- The manager looks for companies that aim to grow their dividend
- Rising dividends often go hand in hand with a rising share price
- He's delivered a return ahead of the broader US stock market, although he's still early in his career
John Weavers is a firm believer in the power of dividends. He’s not necessarily looking to invest in companies that offer a big dividend today. What really piques his interest are companies that aim to grow their dividends over time. If a company can raise its dividend, the benefit of owning its shares goes up and, in theory, so should its share price although nothing is guaranteed.
This means his M&G North American Dividend Fund isn’t focused purely on income. Weavers also aims to grow the value of an original investment over the long term.
Early results have been promising. The fund's slightly ahead of the broader US stock market since he took it over almost four years ago. However we have found few managers investing in the US that have performed better than the market over the long run. Past performance is not a guide to the future. We want to see how the fund performs over a longer period before considering it for the Wealth 50 list of our favourite funds in the major sectors.
Looking for great companies
Weavers looks for companies with the ability to invest profits wisely and with the aim of consistently growing their dividend over the long term.
40 to 50% of the fund is invested in companies he thinks will deliver steady, reliable growth. Johnson & Johnson fall into this category. They produce household products that people tend to need whatever the economic climate.
25 to 35% is invested in companies whose fortunes are more heavily tied to the performance of the economy, like investment manager BlackRock. This part of the fund can be a bit more volatile.
Finally, 20 to 30% is invested in companies expected to deliver rapid growth, such as payment specialist MasterCard. Companies in this section could boost the fund's performance in the long run but won't do so well if growth falls short of expectations.
Few companies meet the manager's high standards and the fund currently invests in the shares of just 44 companies. This means each one can make a meaningful contribution to returns but it's a higher-risk approach.
The manager won't overpay for a share. So he often keeps his eye on companies he likes until their shares can be bought at a more attractive share price.
He used US-China trade tensions as an opportunity to buy shares in Yum China. The company's listed on the US stock market but operates Pizza Hut, KFC and Taco Bell restaurants in China. Its produce isn’t manufactured in the US, so Weavers doesn’t think profits will be impacted by tariffs. He saw the lower share price as a buying opportunity.
The US stock market’s hard to beat because the companies in it are some of the world's most recognised and heavily researched by analysts.
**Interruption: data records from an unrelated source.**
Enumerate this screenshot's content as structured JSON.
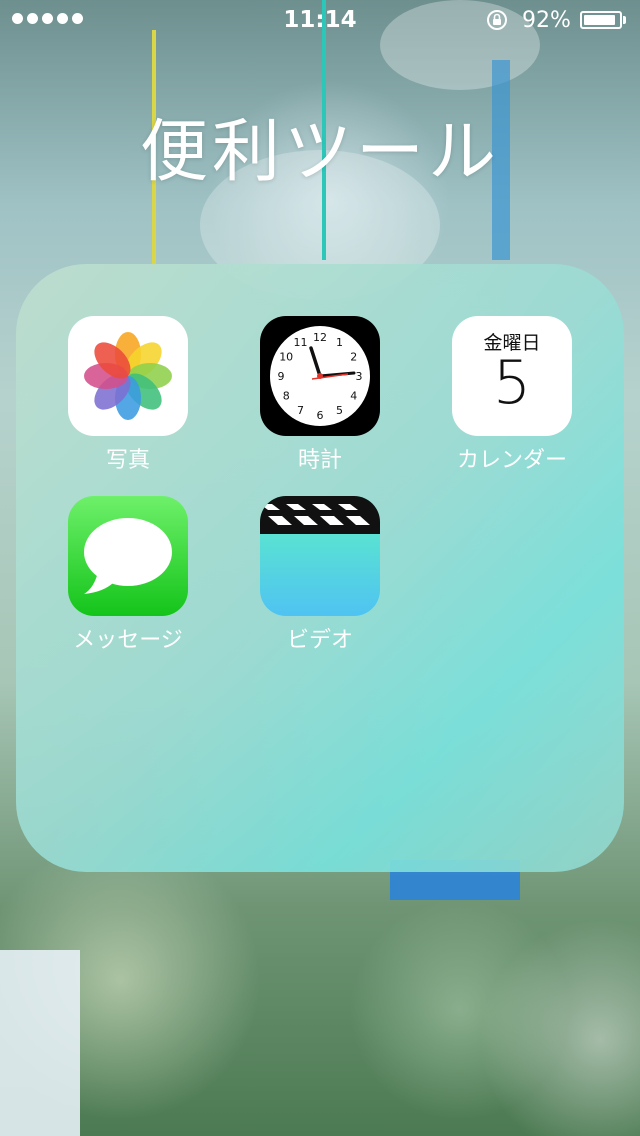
{
  "status_bar": {
    "signal_dots": 5,
    "time": "11:14",
    "battery_percent_label": "92%",
    "battery_level": 0.92
  },
  "folder": {
    "title": "便利ツール",
    "apps": [
      {
        "id": "photos",
        "label": "写真",
        "icon": "photos-icon"
      },
      {
        "id": "clock",
        "label": "時計",
        "icon": "clock-icon"
      },
      {
        "id": "calendar",
        "label": "カレンダー",
        "icon": "calendar-icon",
        "weekday": "金曜日",
        "date": "5"
      },
      {
        "id": "messages",
        "label": "メッセージ",
        "icon": "messages-icon"
      },
      {
        "id": "videos",
        "label": "ビデオ",
        "icon": "videos-icon"
      }
    ]
  },
  "clock_face": {
    "numbers": [
      "12",
      "1",
      "2",
      "3",
      "4",
      "5",
      "6",
      "7",
      "8",
      "9",
      "10",
      "11"
    ]
  },
  "colors": {
    "messages_green": "#14c41a",
    "videos_cyan": "#4fc3f2",
    "clock_second_hand": "#e2342a"
  }
}
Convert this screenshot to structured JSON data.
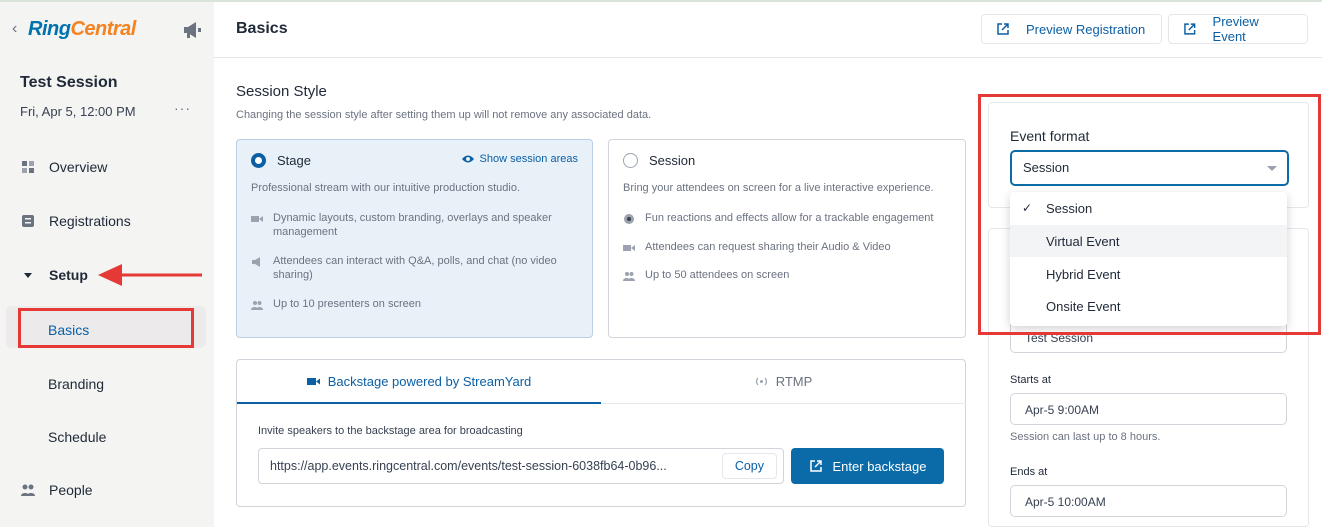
{
  "brand": {
    "ring": "Ring",
    "central": "Central"
  },
  "sidebar": {
    "session_title": "Test Session",
    "session_date": "Fri, Apr 5, 12:00 PM",
    "more": "···",
    "items": {
      "overview": "Overview",
      "registrations": "Registrations",
      "setup": "Setup",
      "basics": "Basics",
      "branding": "Branding",
      "schedule": "Schedule",
      "people": "People"
    }
  },
  "header": {
    "title": "Basics",
    "preview_registration": "Preview Registration",
    "preview_event": "Preview Event"
  },
  "session_style": {
    "title": "Session Style",
    "note": "Changing the session style after setting them up will not remove any associated data.",
    "stage": {
      "title": "Stage",
      "link": "Show session areas",
      "desc": "Professional stream with our intuitive production studio.",
      "features": [
        "Dynamic layouts, custom branding, overlays and speaker management",
        "Attendees can interact with Q&A, polls, and chat (no video sharing)",
        "Up to 10 presenters on screen"
      ]
    },
    "session": {
      "title": "Session",
      "desc": "Bring your attendees on screen for a live interactive experience.",
      "features": [
        "Fun reactions and effects allow for a trackable engagement",
        "Attendees can request sharing their Audio & Video",
        "Up to 50 attendees on screen"
      ]
    }
  },
  "backstage": {
    "tab_backstage": "Backstage powered by StreamYard",
    "tab_rtmp": "RTMP",
    "invite": "Invite speakers to the backstage area for broadcasting",
    "url": "https://app.events.ringcentral.com/events/test-session-6038fb64-0b96...",
    "copy": "Copy",
    "enter": "Enter backstage"
  },
  "event_format": {
    "label": "Event format",
    "value": "Session",
    "options": [
      "Session",
      "Virtual Event",
      "Hybrid Event",
      "Onsite Event"
    ],
    "selected_mark": "✓"
  },
  "details": {
    "name_value": "Test Session",
    "starts_label": "Starts at",
    "starts_value": "Apr-5 9:00AM",
    "hint": "Session can last up to 8 hours.",
    "ends_label": "Ends at",
    "ends_value": "Apr-5 10:00AM"
  },
  "colors": {
    "accent": "#0b5fa5",
    "annotation": "#e53935",
    "logo_blue": "#0073ae",
    "logo_orange": "#f58220"
  }
}
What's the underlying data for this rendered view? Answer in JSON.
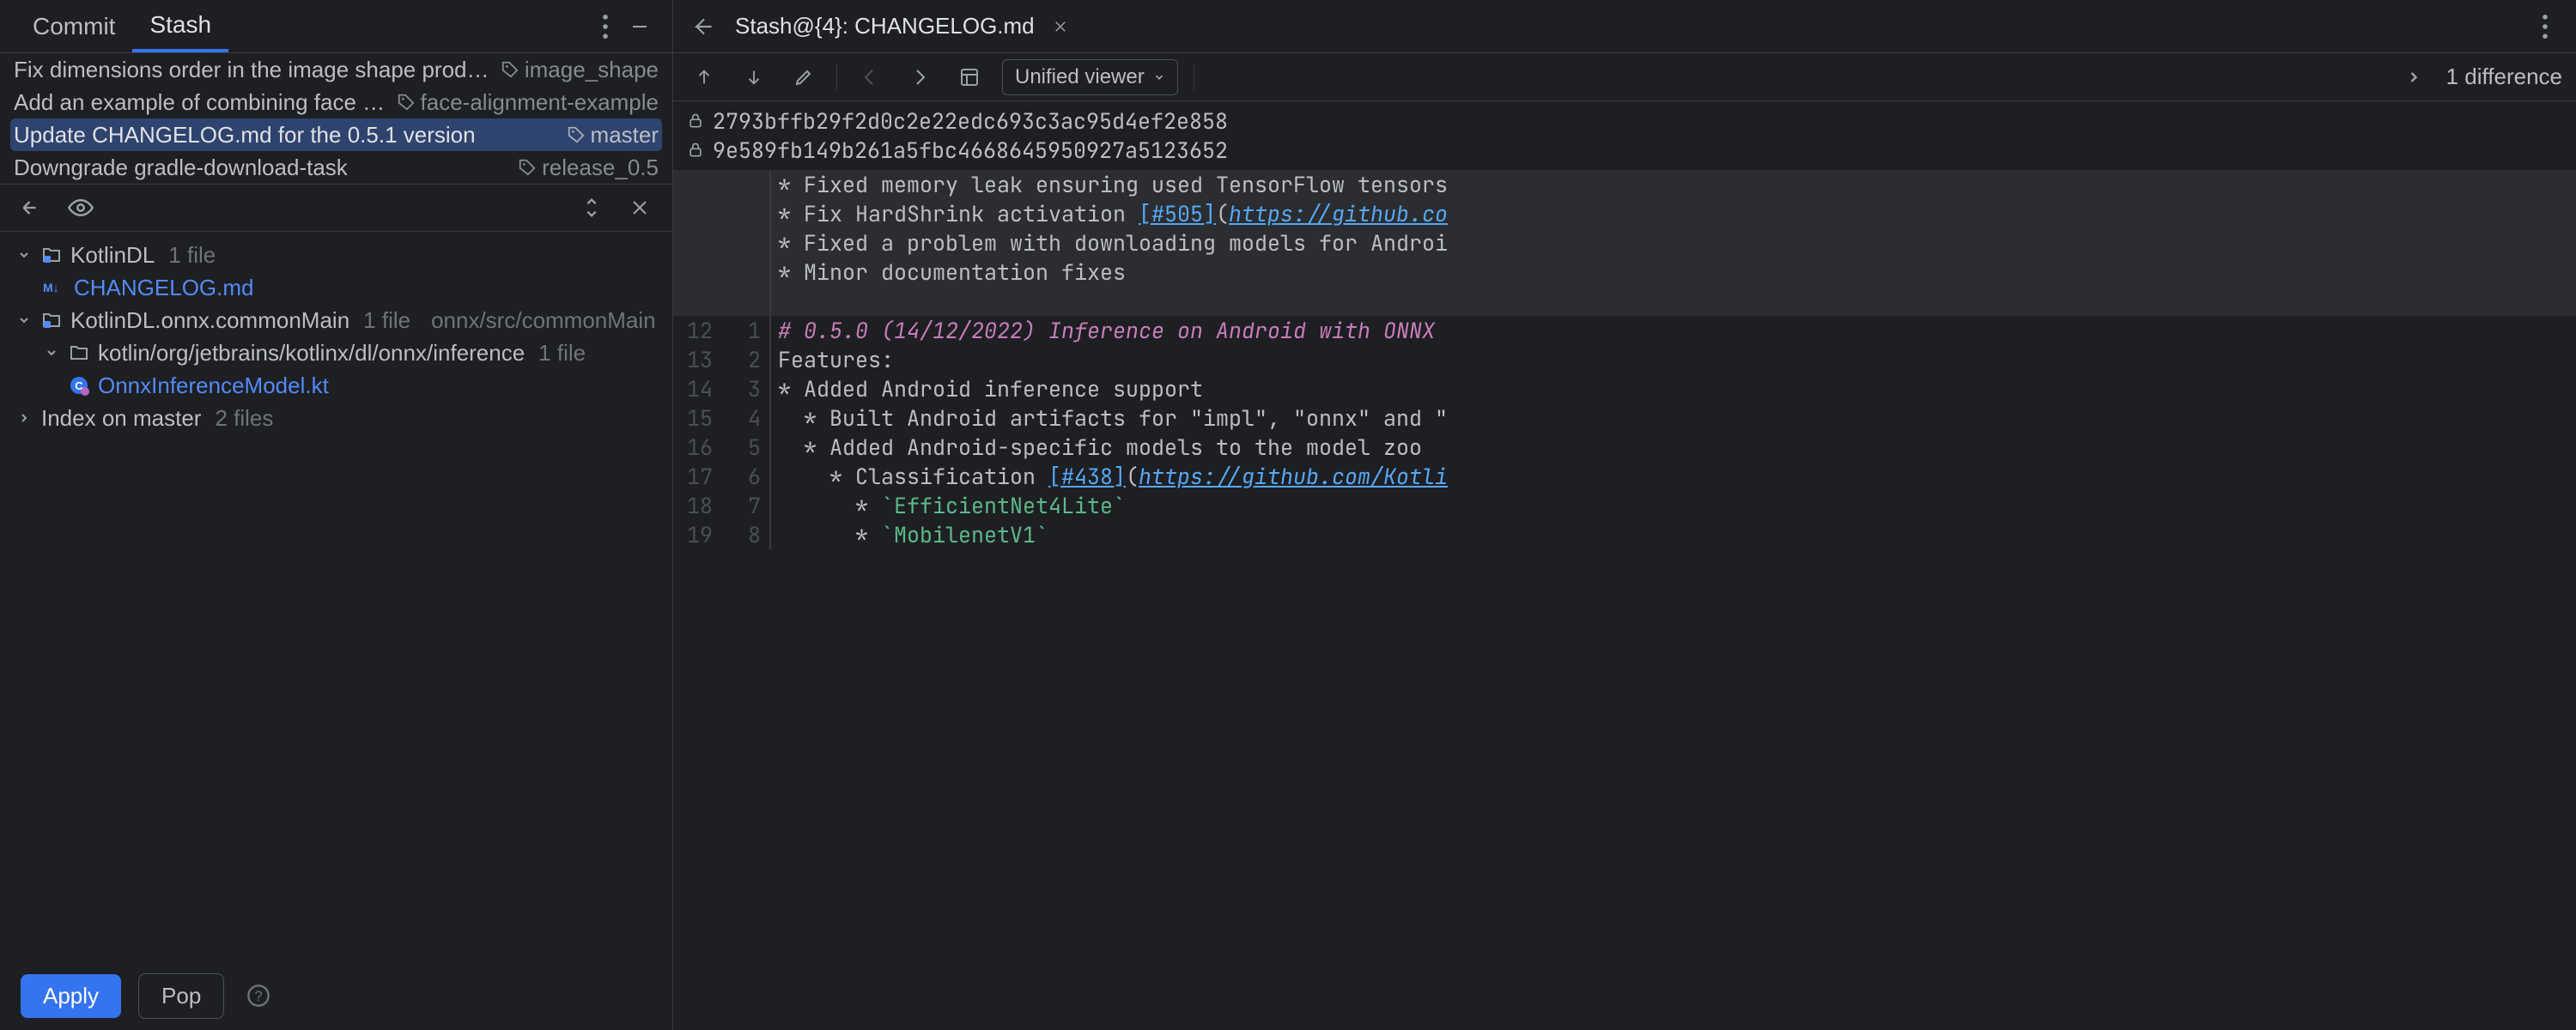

Share prices often react to new information quickly, which makes it hard to gain an edge over other investors.
Since Weavers took over the fund in April 2015, it's grown 65.8%* while the broader US stock market’s grown 60.0%. This is over a short timeframe though and past performance isn’t a guide to the future.
Past performance isn't a guide to the future. Source: Lipper IM* 28/04/2015 to 31/1/2019
The fund’s had recent success in the healthcare sector. UnitedHealth Group grew sales and increased profits in 2018. And Anthem, a health insurance company, could be well placed to benefit from America’s aging population. The two companies made the biggest contribution to the fund’s performance over the last 12 months.
Weavers has made a promising start to his career. Time will tell whether he can turn this into a longer track record.
|Annual percentage growth|
| Jan 14 -
| Jan 15 -
| Jan 16 -
| Jan 17 -
| Jan 18 -
|M&G North American Dividend||20.4%||-2.0%||43.6%||11.9%||8.1%|
Past performance is not a guide to the future. Source: Lipper IM to 31/1/2019